Goal: Combinatorial use of a small molecule activator of CBP with environmental enrichment to enhance axonal regeneration and functional recovery in chronic and severe transection of the spinal cord

Spinal cord injury leads to severe neurological disability and lack of significant functional recovery. Current therapies are limited to neurorehabilitation and neuromodulation and fail to promote significant recovery of function in most patients. Functional recovery depends upon several factors including an enhancement of axonal and synaptic plasticity of spared as well as injured fibers, which also need to sprout and/or regenerate to form new connections.

There is therefore the need to boost the neuroplasticity and regenerative neuronal ability above a critical threshold that will allow maximal efficacy in functional recovery when combined with neurorehabilitation. Additionally, therapeutic approaches in chronic spinal cord injury patients are rarely investigated and remain a high unmet need for the large population of patients currently affected by SCI. Therefore this need has to be met urgently in pre-clinical models of severe and chronic spinal injuries to provide the necessary evidence to support future trials in patients.

Project 2: IDENTIFICATION OF FIBER TRACT-SPECIFIC CELLULAR MICRODOMAINS AFTER ACUTE AND CHRONIC SPINAL CORD INJURY. (140.000,00 £ founded by Marina Romoli Onlus & RIIM).

Goal: Molecular mapping of the acute and chronic spinal cord injury

Abstract: Axonal regenerative failure following spinal cord injury (SCI) is the most critical limitation to the re-connectivity of the disrupted circuitry and to restoration of function.
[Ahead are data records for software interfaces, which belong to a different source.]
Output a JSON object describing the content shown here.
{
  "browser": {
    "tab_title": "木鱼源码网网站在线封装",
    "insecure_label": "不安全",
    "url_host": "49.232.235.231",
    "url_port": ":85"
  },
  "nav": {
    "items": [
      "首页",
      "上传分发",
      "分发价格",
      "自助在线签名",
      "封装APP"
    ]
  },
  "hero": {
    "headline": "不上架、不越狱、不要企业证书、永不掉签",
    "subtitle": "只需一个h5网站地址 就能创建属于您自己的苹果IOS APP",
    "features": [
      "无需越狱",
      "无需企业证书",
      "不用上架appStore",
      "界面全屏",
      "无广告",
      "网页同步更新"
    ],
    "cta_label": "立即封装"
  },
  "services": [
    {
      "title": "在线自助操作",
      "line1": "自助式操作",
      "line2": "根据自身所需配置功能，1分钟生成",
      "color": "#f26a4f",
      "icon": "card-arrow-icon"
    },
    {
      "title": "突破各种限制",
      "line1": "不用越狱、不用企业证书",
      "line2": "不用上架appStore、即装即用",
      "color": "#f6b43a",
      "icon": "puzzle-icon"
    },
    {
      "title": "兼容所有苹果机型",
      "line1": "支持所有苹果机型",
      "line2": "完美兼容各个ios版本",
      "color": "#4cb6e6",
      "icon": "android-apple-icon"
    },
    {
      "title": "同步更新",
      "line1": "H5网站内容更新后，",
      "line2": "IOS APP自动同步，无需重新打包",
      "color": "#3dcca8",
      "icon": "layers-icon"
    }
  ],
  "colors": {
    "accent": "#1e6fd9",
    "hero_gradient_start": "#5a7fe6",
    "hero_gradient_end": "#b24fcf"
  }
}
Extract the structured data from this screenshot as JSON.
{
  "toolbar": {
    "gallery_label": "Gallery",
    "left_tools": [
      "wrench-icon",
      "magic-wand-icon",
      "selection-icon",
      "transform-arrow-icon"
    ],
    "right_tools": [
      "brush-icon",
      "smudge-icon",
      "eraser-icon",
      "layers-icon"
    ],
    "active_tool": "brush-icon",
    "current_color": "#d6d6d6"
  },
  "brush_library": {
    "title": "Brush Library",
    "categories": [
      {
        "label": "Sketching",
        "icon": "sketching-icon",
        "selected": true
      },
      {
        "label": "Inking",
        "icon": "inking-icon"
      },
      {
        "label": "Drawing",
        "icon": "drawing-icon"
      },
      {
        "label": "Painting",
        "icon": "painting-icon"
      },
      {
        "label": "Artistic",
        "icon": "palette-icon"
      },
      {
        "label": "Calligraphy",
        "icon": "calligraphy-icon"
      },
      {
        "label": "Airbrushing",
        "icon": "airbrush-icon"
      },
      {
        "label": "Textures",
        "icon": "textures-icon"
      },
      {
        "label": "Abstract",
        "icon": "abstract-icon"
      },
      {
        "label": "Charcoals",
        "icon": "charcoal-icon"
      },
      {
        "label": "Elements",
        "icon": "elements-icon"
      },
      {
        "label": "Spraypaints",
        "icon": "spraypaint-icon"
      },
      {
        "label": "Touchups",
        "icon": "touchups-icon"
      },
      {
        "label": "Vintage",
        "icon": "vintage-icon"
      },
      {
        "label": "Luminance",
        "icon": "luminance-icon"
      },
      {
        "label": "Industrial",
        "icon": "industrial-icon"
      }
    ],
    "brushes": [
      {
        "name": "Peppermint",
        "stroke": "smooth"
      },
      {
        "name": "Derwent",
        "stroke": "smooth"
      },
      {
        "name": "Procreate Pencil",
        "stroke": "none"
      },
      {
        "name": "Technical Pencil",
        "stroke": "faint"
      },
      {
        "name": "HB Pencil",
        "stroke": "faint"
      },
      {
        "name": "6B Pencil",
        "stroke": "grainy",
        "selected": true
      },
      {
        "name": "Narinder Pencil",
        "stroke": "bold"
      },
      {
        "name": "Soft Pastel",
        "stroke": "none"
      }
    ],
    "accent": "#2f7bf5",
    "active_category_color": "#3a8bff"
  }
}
These axonal tracts collapse and retract immediately following an injury and fail to grow back indefinitely posing an insurmountable obstacle to repair in all patients affected by SCI. An unfavorable spinal cord environment mediated by oligodendrocyte, astrocyte, pericyte and immune-dependent mechanisms has been shown to promote axonal retraction and restrict axonal regrowth after SCI. However, therapeutic strategies aimed at antagonizing these inhibitory mechanisms have so far led to only limited success in promoting axonal regeneration. To overcome this limitation, this proposal aims to leverage the recent development of spatial single cell transcriptomics in chronic SCI toinvestigate molecular and cellular signatures that define the spinal cellular microenvironment in proximity to sensory and motor neuronal tracts A spinal thoracic spinal cord transection will be performed in mice and following tracing of sensory and motor neurons, spatial transcriptomics will be performed at 4, 6 and 8 weeks after SCI. These initial critical studies will reveal the cellular identity in axonal tract-specific cellular microdomainsallowing for testing their relevance for axonal regrowth, synaptic plasticity as well as recovery of the sensory and motor systems after SCI.